Critics have long said that fertility clinics and their clients exploit surrogate mothers — often poor and illiterate women from rural areas who are paid little. A surrogate mother profiled in The Washington Post was paid $8,000: an amount 12 times what she made as a garment worker.
Abuses abound, however, and the practice has been derided as “rent-a-womb.” India’s Supreme Court recently labeled it “surrogacy tourism” and called for a ban.
The government submitted an affidavit to the Supreme Court on Wednesday saying that it “does not support commercial surrogacy” and that “no foreigners can avail surrogacy services in India,” although the service would still be available to Indian couples.
India has been trying to pass an Assisted Reproductive Technology (Regulation) bill since 2010, and a draft of the legislation up for public comment through Nov. 15 does not specify the ban on foreign couples. But it suggests stricter regulations on the practice, such as limiting the number of surrogate births from a mother to one.
However, the Ministry of Health and Family Welfare is pushing for an outright ban on allowing foreign couples to hire Indian surrogates, activists say. In 2012, the government banned single and gay people from abroad from coming to India to use surrogates.

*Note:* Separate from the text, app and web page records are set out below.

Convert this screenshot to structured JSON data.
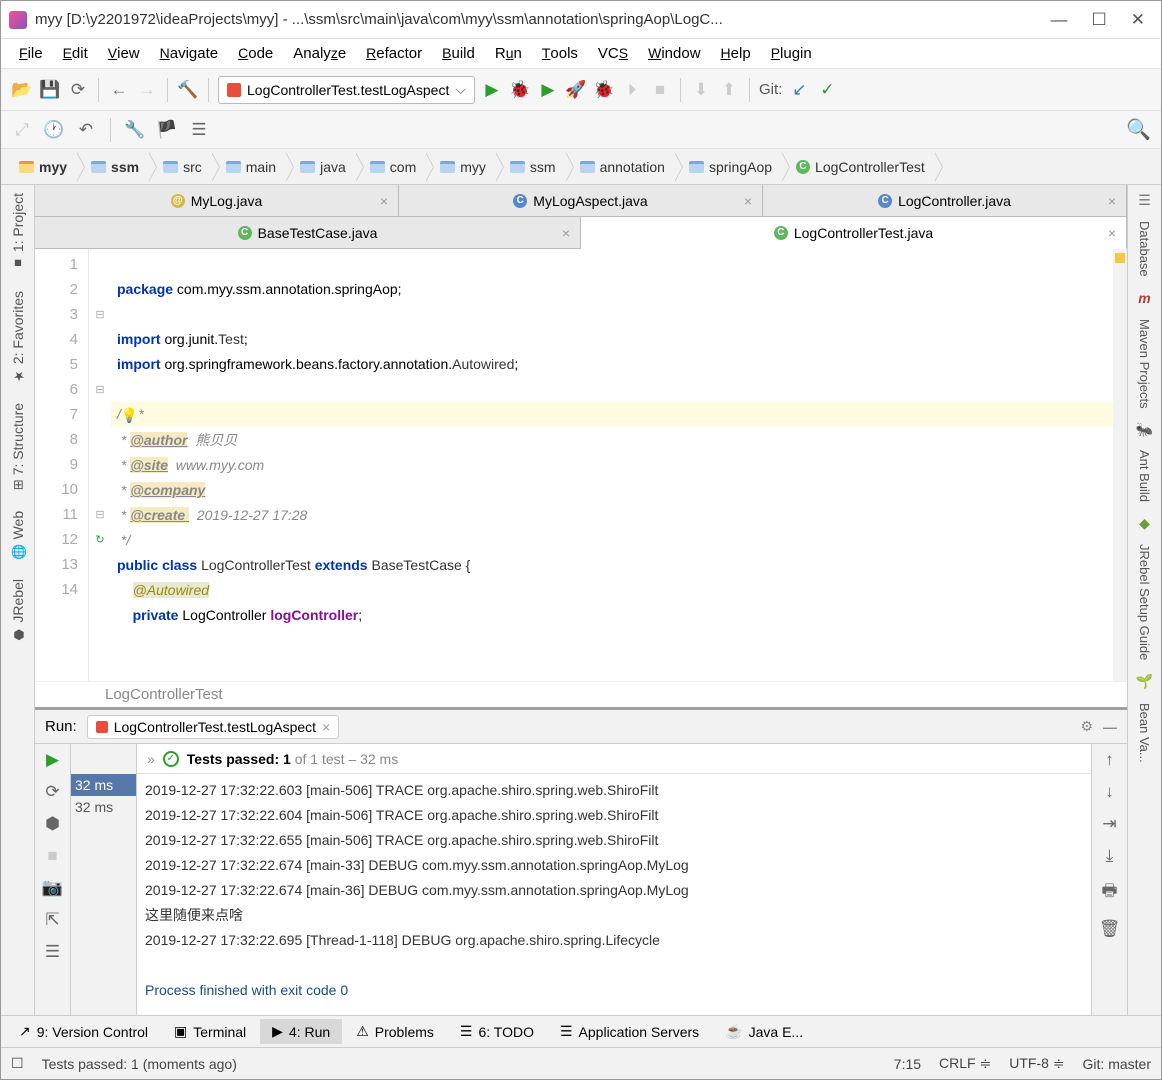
{
  "window": {
    "title": "myy [D:\\y2201972\\ideaProjects\\myy] - ...\\ssm\\src\\main\\java\\com\\myy\\ssm\\annotation\\springAop\\LogC...",
    "minimize": "—",
    "maximize": "☐",
    "close": "✕"
  },
  "menu": [
    "File",
    "Edit",
    "View",
    "Navigate",
    "Code",
    "Analyze",
    "Refactor",
    "Build",
    "Run",
    "Tools",
    "VCS",
    "Window",
    "Help",
    "Plugin"
  ],
  "run_config": "LogControllerTest.testLogAspect",
  "git_label": "Git:",
  "breadcrumb": [
    "myy",
    "ssm",
    "src",
    "main",
    "java",
    "com",
    "myy",
    "ssm",
    "annotation",
    "springAop",
    "LogControllerTest"
  ],
  "tabs_row1": [
    {
      "icon": "a",
      "label": "MyLog.java"
    },
    {
      "icon": "c",
      "label": "MyLogAspect.java"
    },
    {
      "icon": "c",
      "label": "LogController.java"
    }
  ],
  "tabs_row2": [
    {
      "icon": "g",
      "label": "BaseTestCase.java",
      "active": false
    },
    {
      "icon": "g",
      "label": "LogControllerTest.java",
      "active": true
    }
  ],
  "code": {
    "line1_kw": "package",
    "line1_rest": " com.myy.ssm.annotation.springAop;",
    "line3_kw": "import",
    "line3_rest": " org.junit.",
    "line3_cls": "Test",
    "line3_end": ";",
    "line4_kw": "import",
    "line4_rest": " org.springframework.beans.factory.annotation.",
    "line4_cls": "Autowired",
    "line4_end": ";",
    "line6": "/**",
    "line7_pre": " * ",
    "line7_tag": "@author",
    "line7_txt": "  熊贝贝",
    "line8_pre": " * ",
    "line8_tag": "@site",
    "line8_txt": "  www.myy.com",
    "line9_pre": " * ",
    "line9_tag": "@company",
    "line10_pre": " * ",
    "line10_tag": "@create ",
    "line10_txt": "  2019-12-27 17:28",
    "line11": " */",
    "line12_kw1": "public",
    "line12_kw2": "class",
    "line12_cls": "LogControllerTest",
    "line12_kw3": "extends",
    "line12_base": "BaseTestCase {",
    "line13_ann": "@Autowired",
    "line14_kw": "private",
    "line14_type": "LogController",
    "line14_fld": "logController",
    "line14_end": ";"
  },
  "breadcrumb2": "LogControllerTest",
  "left_tabs": [
    "1: Project",
    "2: Favorites",
    "7: Structure",
    "Web",
    "JRebel"
  ],
  "right_tabs": [
    "Database",
    "Maven Projects",
    "Ant Build",
    "JRebel Setup Guide",
    "Bean Va..."
  ],
  "run": {
    "label": "Run:",
    "config": "LogControllerTest.testLogAspect",
    "tests_passed": "Tests passed: 1",
    "tests_rest": " of 1 test – 32 ms",
    "tree": [
      "32 ms",
      "32 ms"
    ],
    "lines": [
      "2019-12-27 17:32:22.603 [main-506] TRACE org.apache.shiro.spring.web.ShiroFilt",
      "2019-12-27 17:32:22.604 [main-506] TRACE org.apache.shiro.spring.web.ShiroFilt",
      "2019-12-27 17:32:22.655 [main-506] TRACE org.apache.shiro.spring.web.ShiroFilt",
      "2019-12-27 17:32:22.674 [main-33] DEBUG com.myy.ssm.annotation.springAop.MyLog",
      "2019-12-27 17:32:22.674 [main-36] DEBUG com.myy.ssm.annotation.springAop.MyLog",
      "这里随便来点啥",
      "2019-12-27 17:32:22.695 [Thread-1-118] DEBUG org.apache.shiro.spring.Lifecycle",
      "",
      "Process finished with exit code 0"
    ]
  },
  "bottom_tabs": [
    "9: Version Control",
    "Terminal",
    "4: Run",
    "Problems",
    "6: TODO",
    "Application Servers",
    "Java E..."
  ],
  "status": {
    "msg": "Tests passed: 1 (moments ago)",
    "pos": "7:15",
    "eol": "CRLF",
    "enc": "UTF-8",
    "git": "Git: master"
  }
}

“In meetings, officials have said foreign nationals are exploiting our women,” said Manasi Mishra, who did a survey on surrogacy for the Center for Social Research in New Delhi and has been involved in discussions on the new legislation.
“We don’t agree there should be a ban on foreign nationals coming here for surrogate babies. We have been asking for regulating the industry. The industry has grown so much. If you ban it, everything will go underground and illegal.”
India and the United States are among a handful of countries where the practice of in-vitro fertilization and embryo transfer is allowed. Thailand banned it recently. More than 6,000 surrogate babies are born in India per year, about half of them to foreign couples, according to one industry estimate.
“We are taken aback by the government’s stand against foreign nationals,” said Jagatjeet Singh, a surrogacy consultant in New Delhi. “On one hand, the government is promoting foreign investment and the medical tourism industry. And on the other, they are talking of banning foreign nationals from coming to India for surrogate babies. There are dual standards."